Proponents said laptops brought better presentation of reports and projects, greater student access to research materials, and a better understanding of technology.
But even proponents conceded these benefits were difficult to quantify.
Similarly, supporters of the iPad program -- and programs like it elsewhere -- say the tablets are boosting "engagement" among students, helping teach "21st-century skills" and making teachers more efficient.
But as with laptops, district officials say it will be difficult to say definitively whether the iPad program directly affects academic achievement because there are so many other factors which have a bearing.
Attempts were made to show the benefits of the laptop program. A four-year study by the University of South Carolina, for example, showed slightly improved test scores among students using the laptops, but researchers could not show a direct link between the two.

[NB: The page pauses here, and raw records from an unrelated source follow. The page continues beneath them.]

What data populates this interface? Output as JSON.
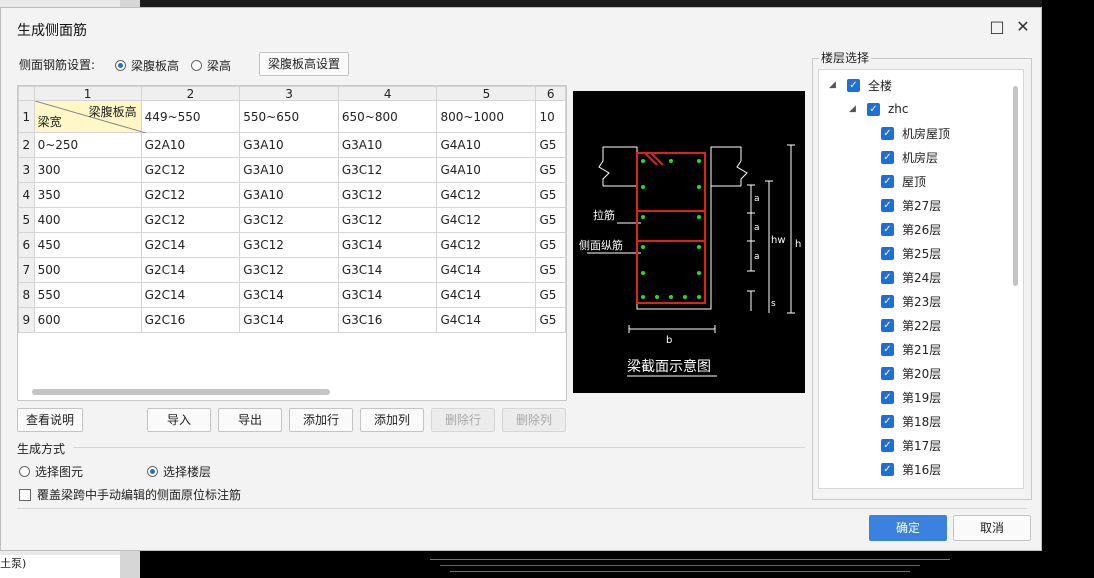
{
  "window": {
    "title": "生成侧面筋",
    "maximize_icon": "maximize-icon",
    "close_icon": "close-icon"
  },
  "background": {
    "left_bottom_text": "土泵)"
  },
  "setting": {
    "label": "侧面钢筋设置:",
    "options": [
      {
        "label": "梁腹板高",
        "selected": true
      },
      {
        "label": "梁高",
        "selected": false
      }
    ],
    "button": "梁腹板高设置"
  },
  "grid": {
    "column_numbers": [
      "1",
      "2",
      "3",
      "4",
      "5",
      "6"
    ],
    "corner_top": "梁腹板高",
    "corner_bottom": "梁宽",
    "header_values": [
      "449~550",
      "550~650",
      "650~800",
      "800~1000",
      "10"
    ],
    "rows": [
      {
        "num": "2",
        "width": "0~250",
        "cells": [
          "G2A10",
          "G3A10",
          "G3A10",
          "G4A10",
          "G5"
        ]
      },
      {
        "num": "3",
        "width": "300",
        "cells": [
          "G2C12",
          "G3A10",
          "G3C12",
          "G4A10",
          "G5"
        ]
      },
      {
        "num": "4",
        "width": "350",
        "cells": [
          "G2C12",
          "G3A10",
          "G3C12",
          "G4C12",
          "G5"
        ]
      },
      {
        "num": "5",
        "width": "400",
        "cells": [
          "G2C12",
          "G3C12",
          "G3C12",
          "G4C12",
          "G5"
        ]
      },
      {
        "num": "6",
        "width": "450",
        "cells": [
          "G2C14",
          "G3C12",
          "G3C14",
          "G4C12",
          "G5"
        ]
      },
      {
        "num": "7",
        "width": "500",
        "cells": [
          "G2C14",
          "G3C12",
          "G3C14",
          "G4C14",
          "G5"
        ]
      },
      {
        "num": "8",
        "width": "550",
        "cells": [
          "G2C14",
          "G3C14",
          "G3C14",
          "G4C14",
          "G5"
        ]
      },
      {
        "num": "9",
        "width": "600",
        "cells": [
          "G2C16",
          "G3C14",
          "G3C16",
          "G4C14",
          "G5"
        ]
      }
    ],
    "first_row_num": "1"
  },
  "buttons": {
    "view_help": "查看说明",
    "import": "导入",
    "export": "导出",
    "add_row": "添加行",
    "add_col": "添加列",
    "delete_row": "删除行",
    "delete_col": "删除列",
    "ok": "确定",
    "cancel": "取消"
  },
  "diagram": {
    "caption": "梁截面示意图",
    "label_tie": "拉筋",
    "label_side": "侧面纵筋",
    "label_a1": "a",
    "label_a2": "a",
    "label_a3": "a",
    "label_hw": "hw",
    "label_h": "h",
    "label_s": "s",
    "label_b": "b"
  },
  "generate": {
    "section": "生成方式",
    "options": [
      {
        "label": "选择图元",
        "selected": false
      },
      {
        "label": "选择楼层",
        "selected": true
      }
    ],
    "override_label": "覆盖梁跨中手动编辑的侧面原位标注筋"
  },
  "floors": {
    "group_title": "楼层选择",
    "root": "全楼",
    "project": "zhc",
    "items": [
      "机房屋顶",
      "机房层",
      "屋顶",
      "第27层",
      "第26层",
      "第25层",
      "第24层",
      "第23层",
      "第22层",
      "第21层",
      "第20层",
      "第19层",
      "第18层",
      "第17层",
      "第16层"
    ]
  },
  "colors": {
    "accent": "#1e6fd9",
    "primary_button": "#3b82e0",
    "diagram_red": "#e02020",
    "diagram_green": "#20e020"
  }
}
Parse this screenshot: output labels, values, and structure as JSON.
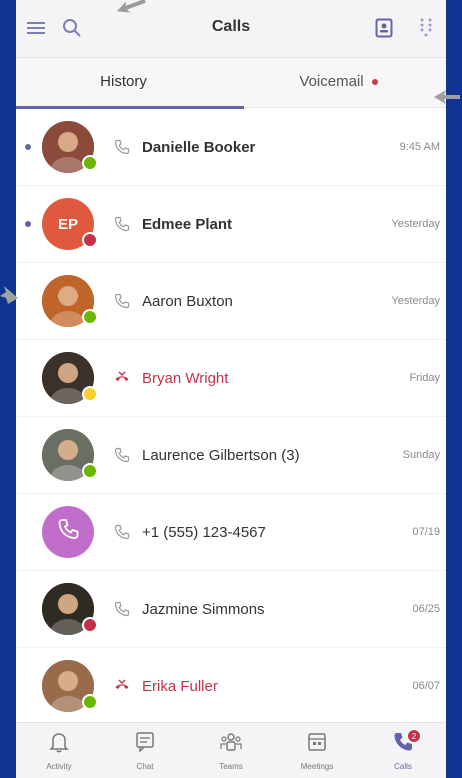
{
  "colors": {
    "brand": "#6264a7",
    "background": "#0f3591",
    "missed": "#c4314b",
    "available": "#6bb700",
    "busy": "#c4314b",
    "away": "#f8d22a"
  },
  "header": {
    "title": "Calls",
    "left_icons": [
      "hamburger-menu-icon",
      "search-icon"
    ],
    "right_icons": [
      "contact-card-icon",
      "dialpad-icon"
    ]
  },
  "tabs": [
    {
      "label": "History",
      "active": true
    },
    {
      "label": "Voicemail",
      "active": false,
      "has_unread_dot": true
    }
  ],
  "calls": [
    {
      "name": "Danielle Booker",
      "time": "9:45 AM",
      "unread": true,
      "bold": true,
      "missed": false,
      "presence": "available",
      "avatar_type": "photo",
      "avatar_color": "#8b4a3a"
    },
    {
      "name": "Edmee Plant",
      "time": "Yesterday",
      "unread": true,
      "bold": true,
      "missed": false,
      "presence": "busy",
      "avatar_type": "initials",
      "initials": "EP",
      "avatar_color": "#e0593e"
    },
    {
      "name": "Aaron Buxton",
      "time": "Yesterday",
      "unread": false,
      "bold": false,
      "missed": false,
      "presence": "available",
      "avatar_type": "photo",
      "avatar_color": "#c0652a"
    },
    {
      "name": "Bryan Wright",
      "time": "Friday",
      "unread": false,
      "bold": false,
      "missed": true,
      "presence": "away",
      "avatar_type": "photo",
      "avatar_color": "#3b3128"
    },
    {
      "name": "Laurence Gilbertson (3)",
      "time": "Sunday",
      "unread": false,
      "bold": false,
      "missed": false,
      "presence": "available",
      "avatar_type": "photo",
      "avatar_color": "#6a6f64"
    },
    {
      "name": "+1 (555) 123-4567",
      "time": "07/19",
      "unread": false,
      "bold": false,
      "missed": false,
      "presence": "none",
      "avatar_type": "phone",
      "avatar_color": "#c06ec9"
    },
    {
      "name": "Jazmine Simmons",
      "time": "06/25",
      "unread": false,
      "bold": false,
      "missed": false,
      "presence": "busy",
      "avatar_type": "photo",
      "avatar_color": "#2f2a22"
    },
    {
      "name": "Erika Fuller",
      "time": "06/07",
      "unread": false,
      "bold": false,
      "missed": true,
      "presence": "available",
      "avatar_type": "photo",
      "avatar_color": "#9a6b4b"
    }
  ],
  "bottom_nav": [
    {
      "label": "Activity",
      "icon": "bell-icon"
    },
    {
      "label": "Chat",
      "icon": "chat-icon"
    },
    {
      "label": "Teams",
      "icon": "teams-icon"
    },
    {
      "label": "Meetings",
      "icon": "calendar-icon"
    },
    {
      "label": "Calls",
      "icon": "phone-icon",
      "active": true,
      "badge": "2"
    }
  ]
}
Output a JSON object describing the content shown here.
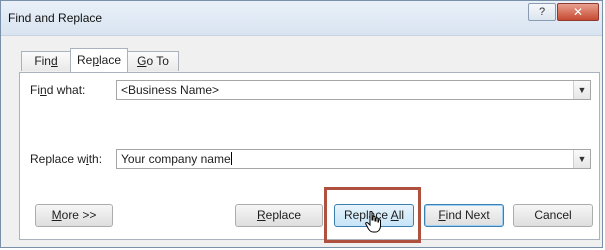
{
  "window": {
    "title": "Find and Replace",
    "help_label": "?",
    "close_label": "✕"
  },
  "tabs": [
    {
      "label": "Find",
      "mnemonic": "d"
    },
    {
      "label": "Replace",
      "mnemonic": "p"
    },
    {
      "label": "Go To",
      "mnemonic": "G"
    }
  ],
  "find": {
    "label": "Find what:",
    "value": "<Business Name>"
  },
  "replace": {
    "label": "Replace with:",
    "value": "Your company name"
  },
  "buttons": {
    "more": "More >>",
    "replace": "Replace",
    "replace_all": "Replace All",
    "find_next": "Find Next",
    "cancel": "Cancel"
  },
  "colors": {
    "highlight": "#b0503e",
    "close_button": "#c74a32",
    "focus_border": "#3c7fb1"
  }
}
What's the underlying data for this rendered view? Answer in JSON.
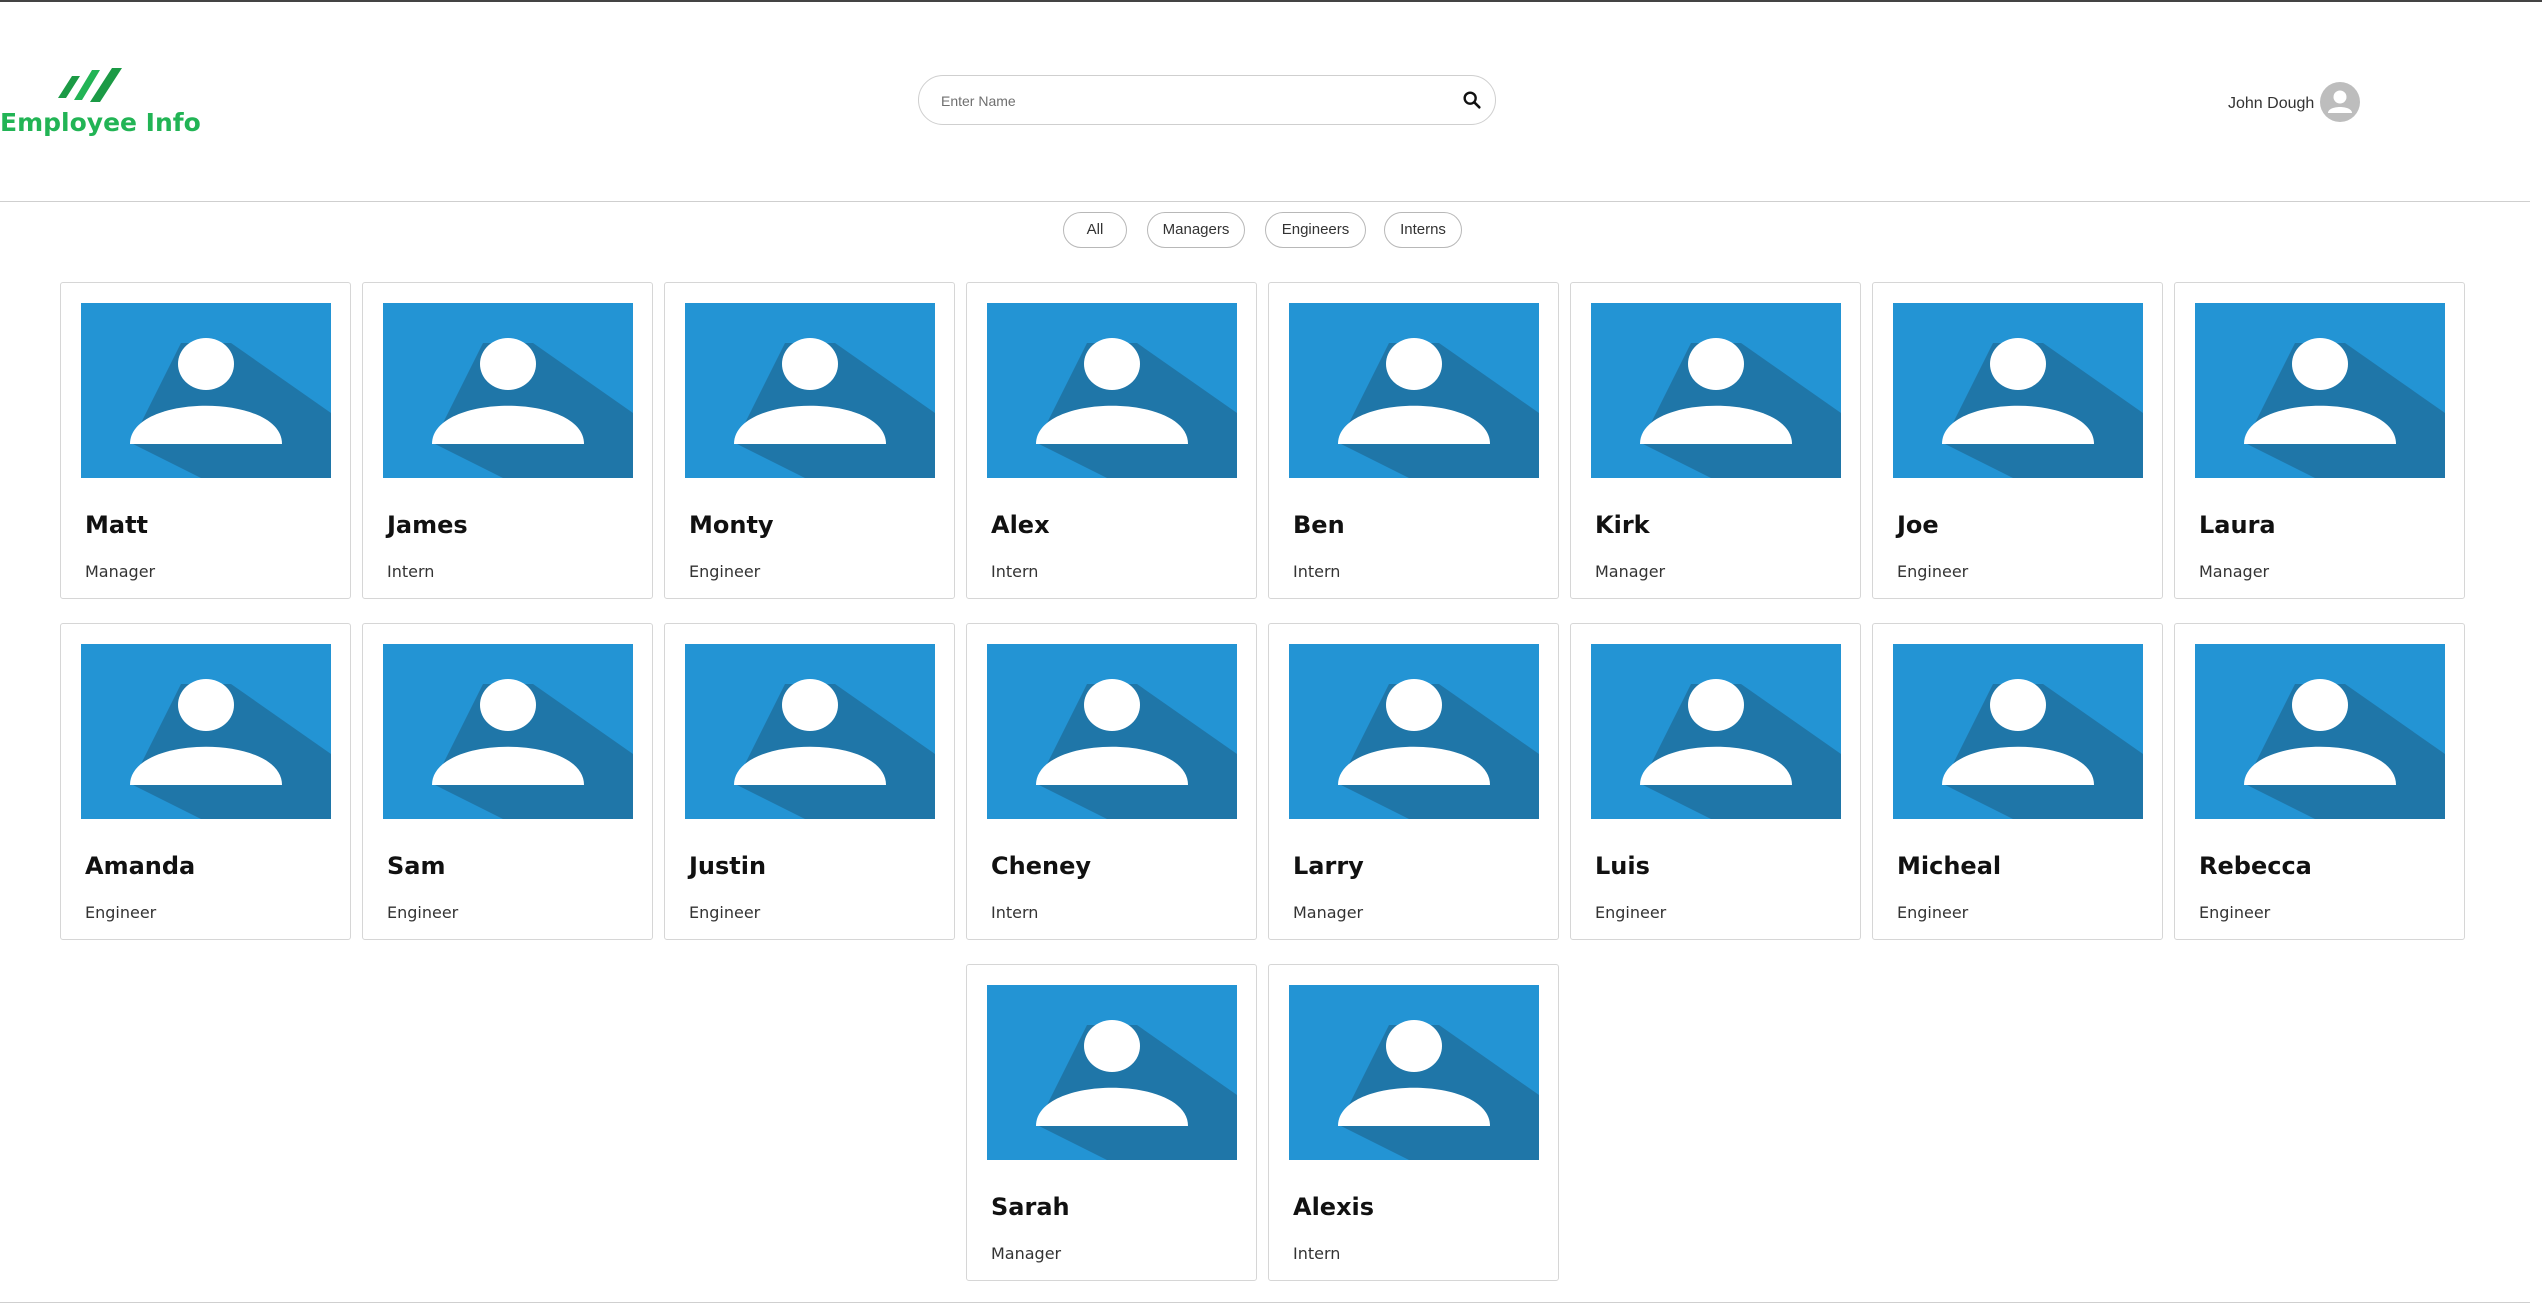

The study also reported that the longer a student was in the program, the less effective the laptop was, suggesting that outdated equipment, diminishing enthusiasm and less classroom support for laptop lessons derailed the program.
Times have changed, however, and the iPad program is not necessarily doomed to a similar fate, according to the district's former director of virtual learning.
Cory Tressler helped roll out the iPad project before leaving the district for another job in September. He said the 16-year gap between the start of the two programs make comparisons and predictions difficult.
Back then, for example, technology was not so widely distributed, and instruction still involved overhead projectors and chalkboards. Today, most of those teaching with the iPads have long incorporated computers into their lessons and have used interactive white boards for years.
"In the '90s, we were in the early era of laptops. Now we're almost into a post laptop environment. This is a whole different style of technology," Tressler said.
Follow reporter Rachel Heaton at twitter.com/IPBG_Rachel.